Careful and regular brushing with fluoride toothpaste is obviously essential, but cleaning between the teeth, where approximately one-third of the tooth’s surface rest, is necessary too.
But this doesn’t necessarily mean flossing! Since some of us find flossing uncomfortable, it pays to look into alternatives – like using interdental brushes (pictured). Ask your dentist about them the next time you visit.
In the mean time, here are some facts to consider from the Australian Dental Association:
- 90 per cent of all dental disease is preventable
- There are more than 19 million decayed teeth in Australia and it is predicted there are 11 million additional decayed teeth each year
- Periodontal diseases – the inflammation of tissues surround the tooth affecting the gum, ligaments and bone – is directly caused by bacterial infection.
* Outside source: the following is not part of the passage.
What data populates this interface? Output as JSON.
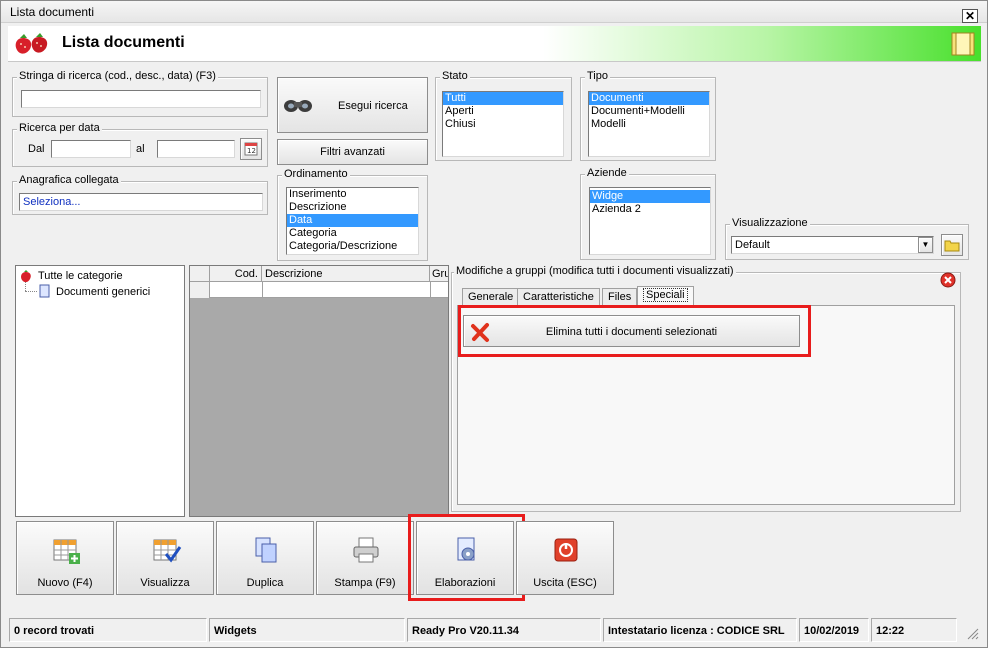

These diseases affect more than 35 per cent of people aged up to 64 years and more than 54 per cent of those aged over 65 years.
- More than 30 per cent of Australians admit they brush only once a day and usually skip cleaning their teeth before bed. Many avoid flossing at any time.
- 83 per cent of Australians say that decayed teeth and bad breath are the biggest turnoffs on a first date. Only five per cent found body odour off putting while four per cent cited poor dress sense.
- The overall average of decayed, missing or filled teeth for those 15-64 years was almost 20 teeth, leaving 12 ‘good’ teeth while people aged 65 had on average eight good teeth.
- The National Dental Telephone Interview Survey found in 2010 that more than half of all people aged five years and over had some level of dental insurance. Adults aged 45–64 had significantly higher rates of dental insurance and people aged 65 and over had significantly lower rates of insurance than other age groups